Turkish forces have shelled Kurdish-held areas, including an air base, in Syria’s northern province of Aleppo, sources have told Al Jazeera.
Syrian Kurdish fighters from the People’s Protection Units (YPG) reported on Saturday that Turkish artillery targeted their positions in Menagh airport and a village near Azaz, which were recently captured from the Syrian opposition.
Turkish Prime Minister Ahmet Davutoglu confirmed on Saturday that Turkish forces had struck Kurdish YPG targets in northern Syria and demanded that the group withdraw from the area it recently captured.
“We will retaliate against every step [by the YPG],” he told reporters in comments shown live by state broadcaster TRT Haber. “The YPG will immediately withdraw from Azaz and the surrounding area and will not go close to it again.”
Al Jazeera’s Zeina Khodr, reporting from the Turkish city of Gaziantep, near the Syria border, said the timing of the attack is “interesting”, as it comes at a period when the YPG and their allies have been capturing rebel-held territory, taking advantage of an ongoing government offensive in Aleppo.
“Now, we can only speculate – was this a warning from the Turkish authorities who do not want to see the YPG expand control in Syria?” Khodr said.
“In the past, Turkey has fired shells across its border but usually in retaliation – after a shell lands on Turkish soil, or if fighting is getting closer to its border they fire shells as a deterrent.”
عاجل: المدفعية التركيا تقصف مواقع قوات الحماية الكوردية بمطار منغ العسكري. pic.twitter.com/aibMtXFbTa
— pyd rojava (@PYD_Rojava) February 13, 2016
US State Department spokesman John Kirby urged Turkey on Saturday to halt military strikes on Kurdish and Syrian regime targets in the northern province of Aleppo.
“We are concerned about the situation north of Aleppo and are working to de-escalate tensions on all sides,” Kirby said in a statement.
The shelling came after Davutoglu said on Saturday that Ankara would, if necessary, take military action against fighters from the Syrian Kurdish Democratic Union Party (PYD).
“We can if necessary take the same measures in Syria as we took in Iraq and Qandil,” Davutoglu said in a televised speech in the eastern city of Erzincan, referring to the bombing campaign last year against Kurdistan Workers Party (PKK) targets in northern Iraq on their Qandil mountain stronghold.
“We would expect our friends and allies to stand by us,” he added.
Turkey considers the PYD and its YPG militia to be branches of the PKK, which has waged a decades-long armed campaign against the Turkish state.
Earlier this week, Turkey reacted furiously to comments by the US State Department spokesman saying Washington did not recognise the PYD as a “terrorist” group and would continue to support its operations in Syria.
“The leadership cadre and ideology of the PKK and PYD is the same,” Davutoglu said on Saturday.
“Those who say that they are not terror groups either do not know the region or have bad intentions.
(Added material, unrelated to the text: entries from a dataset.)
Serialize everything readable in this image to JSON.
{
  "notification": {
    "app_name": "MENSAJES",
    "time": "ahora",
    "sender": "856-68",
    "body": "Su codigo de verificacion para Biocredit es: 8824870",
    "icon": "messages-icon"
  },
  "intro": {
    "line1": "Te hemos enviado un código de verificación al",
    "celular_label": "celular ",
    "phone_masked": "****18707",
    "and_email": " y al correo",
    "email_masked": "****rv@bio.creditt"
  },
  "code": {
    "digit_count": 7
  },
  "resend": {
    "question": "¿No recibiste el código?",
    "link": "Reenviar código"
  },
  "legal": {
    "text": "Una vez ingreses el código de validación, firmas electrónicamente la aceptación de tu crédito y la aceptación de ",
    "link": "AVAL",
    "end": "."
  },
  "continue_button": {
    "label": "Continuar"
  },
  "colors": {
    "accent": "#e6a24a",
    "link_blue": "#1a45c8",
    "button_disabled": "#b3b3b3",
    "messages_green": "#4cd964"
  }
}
We will be sending documentation to the United States very soon to show that the PYD is a branch of the PKK.”
Washington recognises the PKK as a “terrorist” group, as does the European Union.
Last week, Kirby said that Kurdish fighters “have been some of the most successful” in fighting the Islamic State of Iraq and the Levant group inside Syria.
He said the U.S. had supported the Kurdish fighters, mostly with air power, “and that support will continue”.
With reporting from Al Jazeera’s Diana Al Rifai